**TASK TO CARRY OUT**. Nothing but a full, exact copy of the data is needed.

**DATA**.
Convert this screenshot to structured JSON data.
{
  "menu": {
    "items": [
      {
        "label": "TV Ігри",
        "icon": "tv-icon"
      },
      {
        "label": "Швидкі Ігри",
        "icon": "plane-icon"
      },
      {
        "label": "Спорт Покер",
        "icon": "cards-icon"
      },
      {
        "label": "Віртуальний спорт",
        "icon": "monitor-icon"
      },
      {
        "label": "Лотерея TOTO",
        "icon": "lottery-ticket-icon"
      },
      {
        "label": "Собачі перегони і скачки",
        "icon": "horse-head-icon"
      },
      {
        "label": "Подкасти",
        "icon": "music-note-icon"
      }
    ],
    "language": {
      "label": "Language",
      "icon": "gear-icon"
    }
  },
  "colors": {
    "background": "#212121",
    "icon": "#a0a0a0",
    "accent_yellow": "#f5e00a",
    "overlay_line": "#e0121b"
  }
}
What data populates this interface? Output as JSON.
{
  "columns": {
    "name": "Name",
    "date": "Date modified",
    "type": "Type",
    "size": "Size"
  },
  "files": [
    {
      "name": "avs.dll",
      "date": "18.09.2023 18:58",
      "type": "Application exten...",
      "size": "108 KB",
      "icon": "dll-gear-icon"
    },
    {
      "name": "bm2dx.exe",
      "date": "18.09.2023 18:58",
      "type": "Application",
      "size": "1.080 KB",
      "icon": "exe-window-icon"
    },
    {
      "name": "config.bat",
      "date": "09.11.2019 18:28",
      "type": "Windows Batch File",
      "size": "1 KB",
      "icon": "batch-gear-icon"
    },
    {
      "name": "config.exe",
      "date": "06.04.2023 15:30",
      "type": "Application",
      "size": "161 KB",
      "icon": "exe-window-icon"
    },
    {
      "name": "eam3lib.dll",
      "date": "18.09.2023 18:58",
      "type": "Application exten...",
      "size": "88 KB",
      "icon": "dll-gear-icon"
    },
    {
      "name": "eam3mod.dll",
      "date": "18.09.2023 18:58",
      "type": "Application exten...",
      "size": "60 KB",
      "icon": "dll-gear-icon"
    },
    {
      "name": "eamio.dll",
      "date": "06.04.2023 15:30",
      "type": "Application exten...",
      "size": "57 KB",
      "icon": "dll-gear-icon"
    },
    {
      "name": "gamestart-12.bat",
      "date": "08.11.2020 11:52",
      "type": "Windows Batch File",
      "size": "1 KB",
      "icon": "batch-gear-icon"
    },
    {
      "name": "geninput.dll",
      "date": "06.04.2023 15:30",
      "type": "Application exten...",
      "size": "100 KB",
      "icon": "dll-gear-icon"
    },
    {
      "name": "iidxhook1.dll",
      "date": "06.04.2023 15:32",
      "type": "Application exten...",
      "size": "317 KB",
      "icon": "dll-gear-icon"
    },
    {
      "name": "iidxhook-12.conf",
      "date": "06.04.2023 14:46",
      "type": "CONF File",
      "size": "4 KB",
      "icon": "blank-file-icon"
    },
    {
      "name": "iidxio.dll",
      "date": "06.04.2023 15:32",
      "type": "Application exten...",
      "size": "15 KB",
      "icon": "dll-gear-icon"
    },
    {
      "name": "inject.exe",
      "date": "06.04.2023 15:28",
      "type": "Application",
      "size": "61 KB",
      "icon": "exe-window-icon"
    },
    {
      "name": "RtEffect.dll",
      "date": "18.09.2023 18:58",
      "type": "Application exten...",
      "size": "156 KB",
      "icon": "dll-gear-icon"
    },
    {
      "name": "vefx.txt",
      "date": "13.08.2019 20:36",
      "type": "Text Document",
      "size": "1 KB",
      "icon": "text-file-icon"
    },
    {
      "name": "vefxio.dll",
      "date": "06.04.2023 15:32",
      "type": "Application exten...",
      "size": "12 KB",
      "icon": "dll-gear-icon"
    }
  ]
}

**OUTPUT FOR THIS TASK**.
Convert this screenshot to structured JSON data.
{
  "menu": {
    "items": [
      {
        "label": "TV Ігри",
        "icon": "tv-icon"
      },
      {
        "label": "Швидкі Ігри",
        "icon": "plane-icon"
      },
      {
        "label": "Спорт Покер",
        "icon": "cards-icon"
      },
      {
        "label": "Віртуальний спорт",
        "icon": "monitor-icon"
      },
      {
        "label": "Лотерея TOTO",
        "icon": "lottery-ticket-icon"
      },
      {
        "label": "Собачі перегони і скачки",
        "icon": "horse-head-icon"
      },
      {
        "label": "Подкасти",
        "icon": "music-note-icon"
      }
    ],
    "language": {
      "label": "Language",
      "icon": "gear-icon"
    }
  },
  "colors": {
    "background": "#212121",
    "icon": "#a0a0a0",
    "accent_yellow": "#f5e00a",
    "overlay_line": "#e0121b"
  }
}
What data populates this interface? Output as JSON.
{
  "columns": {
    "name": "Name",
    "date": "Date modified",
    "type": "Type",
    "size": "Size"
  },
  "files": [
    {
      "name": "avs.dll",
      "date": "18.09.2023 18:58",
      "type": "Application exten...",
      "size": "108 KB",
      "icon": "dll-gear-icon"
    },
    {
      "name": "bm2dx.exe",
      "date": "18.09.2023 18:58",
      "type": "Application",
      "size": "1.080 KB",
      "icon": "exe-window-icon"
    },
    {
      "name": "config.bat",
      "date": "09.11.2019 18:28",
      "type": "Windows Batch File",
      "size": "1 KB",
      "icon": "batch-gear-icon"
    },
    {
      "name": "config.exe",
      "date": "06.04.2023 15:30",
      "type": "Application",
      "size": "161 KB",
      "icon": "exe-window-icon"
    },
    {
      "name": "eam3lib.dll",
      "date": "18.09.2023 18:58",
      "type": "Application exten...",
      "size": "88 KB",
      "icon": "dll-gear-icon"
    },
    {
      "name": "eam3mod.dll",
      "date": "18.09.2023 18:58",
      "type": "Application exten...",
      "size": "60 KB",
      "icon": "dll-gear-icon"
    },
    {
      "name": "eamio.dll",
      "date": "06.04.2023 15:30",
      "type": "Application exten...",
      "size": "57 KB",
      "icon": "dll-gear-icon"
    },
    {
      "name": "gamestart-12.bat",
      "date": "08.11.2020 11:52",
      "type": "Windows Batch File",
      "size": "1 KB",
      "icon": "batch-gear-icon"
    },
    {
      "name": "geninput.dll",
      "date": "06.04.2023 15:30",
      "type": "Application exten...",
      "size": "100 KB",
      "icon": "dll-gear-icon"
    },
    {
      "name": "iidxhook1.dll",
      "date": "06.04.2023 15:32",
      "type": "Application exten...",
      "size": "317 KB",
      "icon": "dll-gear-icon"
    },
    {
      "name": "iidxhook-12.conf",
      "date": "06.04.2023 14:46",
      "type": "CONF File",
      "size": "4 KB",
      "icon": "blank-file-icon"
    },
    {
      "name": "iidxio.dll",
      "date": "06.04.2023 15:32",
      "type": "Application exten...",
      "size": "15 KB",
      "icon": "dll-gear-icon"
    },
    {
      "name": "inject.exe",
      "date": "06.04.2023 15:28",
      "type": "Application",
      "size": "61 KB",
      "icon": "exe-window-icon"
    },
    {
      "name": "RtEffect.dll",
      "date": "18.09.2023 18:58",
      "type": "Application exten...",
      "size": "156 KB",
      "icon": "dll-gear-icon"
    },
    {
      "name": "vefx.txt",
      "date": "13.08.2019 20:36",
      "type": "Text Document",
      "size": "1 KB",
      "icon": "text-file-icon"
    },
    {
      "name": "vefxio.dll",
      "date": "06.04.2023 15:32",
      "type": "Application exten...",
      "size": "12 KB",
      "icon": "dll-gear-icon"
    }
  ]
}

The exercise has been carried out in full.